In a paper published in 2019, the researchers successfully designed a simpler type of protein with a computer model. The team created an algorithm called a multi-scale neighborhood-based neural network, which could predict a certain type of protein many times faster than current methods. "If you run these simulations to figure out the 3D structures, it's actually very expensive and takes a lot of time to run, but if you use our tool, it can give you roughly similar predictions in milliseconds," said Chen. With this model, the researchers were able to fold a structural protein called an alpha-helical protein from a basic amino acid sequence. Alpha-helical proteins are a single coiled chain of amino acids and are comparatively easier to design.
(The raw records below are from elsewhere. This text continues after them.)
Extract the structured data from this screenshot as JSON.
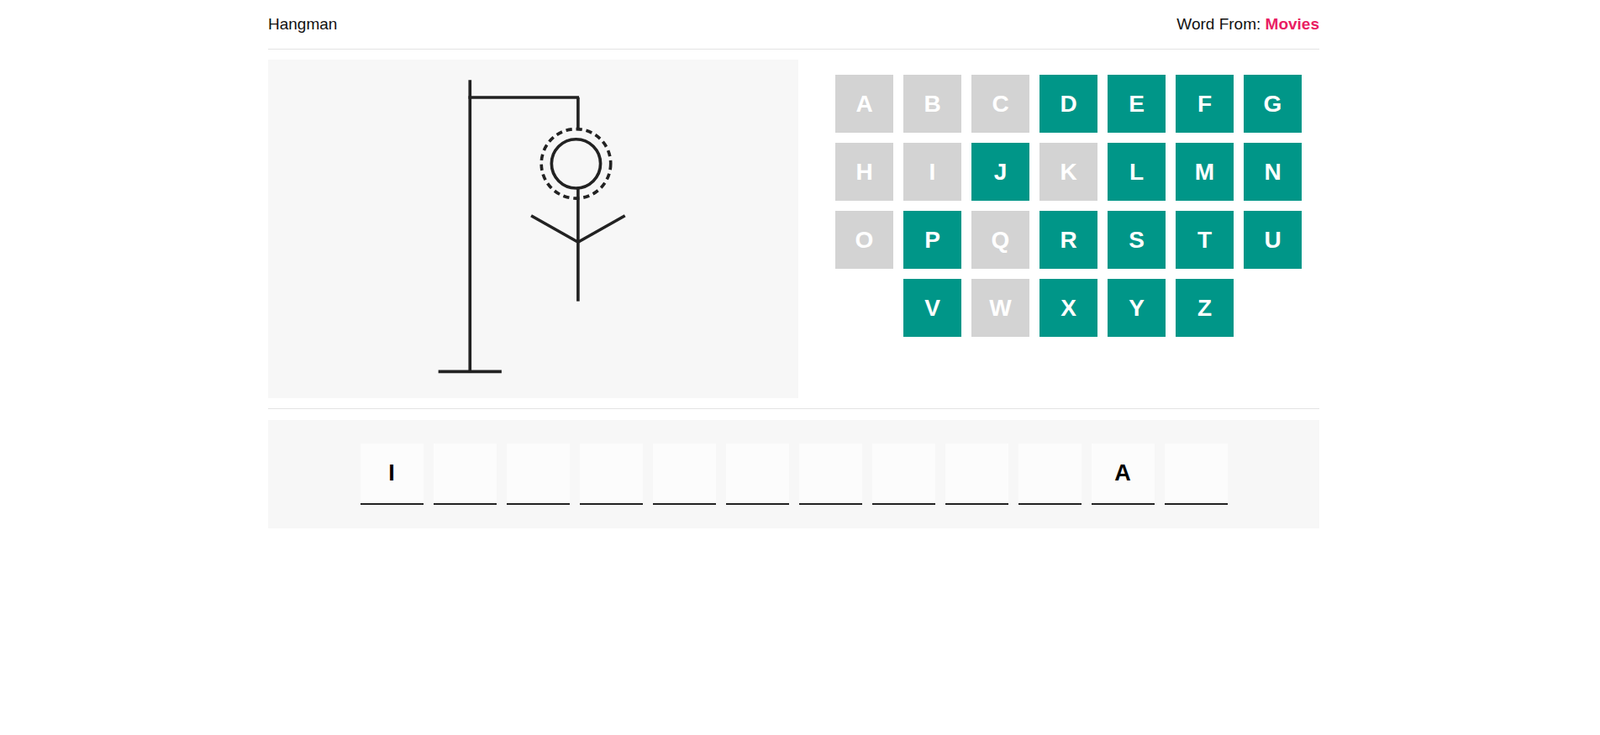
{
  "header": {
    "title": "Hangman",
    "source_label": "Word From: ",
    "category": "Movies"
  },
  "gallows": {
    "parts": [
      {
        "name": "head",
        "shown": true
      },
      {
        "name": "body",
        "shown": true
      },
      {
        "name": "left-arm",
        "shown": true
      },
      {
        "name": "right-arm",
        "shown": true
      },
      {
        "name": "left-leg",
        "shown": false
      },
      {
        "name": "right-leg",
        "shown": false
      }
    ]
  },
  "keyboard": {
    "rows": [
      [
        {
          "letter": "A",
          "used": true
        },
        {
          "letter": "B",
          "used": true
        },
        {
          "letter": "C",
          "used": true
        },
        {
          "letter": "D",
          "used": false
        },
        {
          "letter": "E",
          "used": false
        },
        {
          "letter": "F",
          "used": false
        },
        {
          "letter": "G",
          "used": false
        }
      ],
      [
        {
          "letter": "H",
          "used": true
        },
        {
          "letter": "I",
          "used": true
        },
        {
          "letter": "J",
          "used": false
        },
        {
          "letter": "K",
          "used": true
        },
        {
          "letter": "L",
          "used": false
        },
        {
          "letter": "M",
          "used": false
        },
        {
          "letter": "N",
          "used": false
        }
      ],
      [
        {
          "letter": "O",
          "used": true
        },
        {
          "letter": "P",
          "used": false
        },
        {
          "letter": "Q",
          "used": true
        },
        {
          "letter": "R",
          "used": false
        },
        {
          "letter": "S",
          "used": false
        },
        {
          "letter": "T",
          "used": false
        },
        {
          "letter": "U",
          "used": false
        }
      ],
      [
        {
          "letter": "V",
          "used": false
        },
        {
          "letter": "W",
          "used": true
        },
        {
          "letter": "X",
          "used": false
        },
        {
          "letter": "Y",
          "used": false
        },
        {
          "letter": "Z",
          "used": false
        }
      ]
    ]
  },
  "word": {
    "slots": [
      "I",
      "",
      "",
      "",
      "",
      "",
      "",
      "",
      "",
      "",
      "A",
      ""
    ]
  }
}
"It's safe to say that our algorithm can solve the alpha helix prediction problem," Chen noted, "but our current goal is to develop an algorithm to make complex proteins." The team's ultimate ambition is to design new proteins with specific functions, not only to curb food waste but to advance other areas of biology as well.
Ma hopes to collaborate with other experts in the medical field to improve their predictions. He thinks that unique 3D structures of proteins can help detect disease in the future, though he emphasizes that there's still a lot of research to be done. Chen doesn't think that AI can replace scientific discovery entirely but said that it is a great low-cost tool for predicting proteins and running simulations.
Future research from the team is also, surprisingly, musical. Co-inventor Markus Jochen Buehler is looking into the audible qualities of COVID-19 proteins and discovering a way to "play the protein," Chen mentioned. Buehler recently created otherworldly music from digital scans of spiderwebs.
"Part of the IBM idea is to contribute to our society," Chen said "We carry that gene of doing something good for science." The company funds research with its Science for Social Good project that looks at how machine learning can solve some of humanity's most pressing issues, including the opioid epidemic and Zika virus. Ma adds that, "Artificial intelligence research can make a real social impact on the world" by sorting through available data to find solutions.
The application for this patent, "Designing and folding structural proteins from the primary amino acid sequence," was filed Sept. 27, 2019 with the U.S. Patent and Trademark Office. It was published April 1 with the application number 16/585679. The inventors of the pending patent are Lingfei Wu, The University of Pittsburgh; Siyu Huo, Tengfei Ma and Pin-Yu Chen, IBM Research; Zhao Qin, Syracuse University; Eugene Jungsup Lim, Hui Sun, Benedetto Marelli, and Markus Jochen Buehler, Massachusetts Institute of Technology; and Francisco Javier Martin-Martinez, Universitat Autònoma de Barcelona. The applicants are the International Business Machines Corporation and the Massachusetts Institute of Technology.
Parola Analytics provided technical research for this story.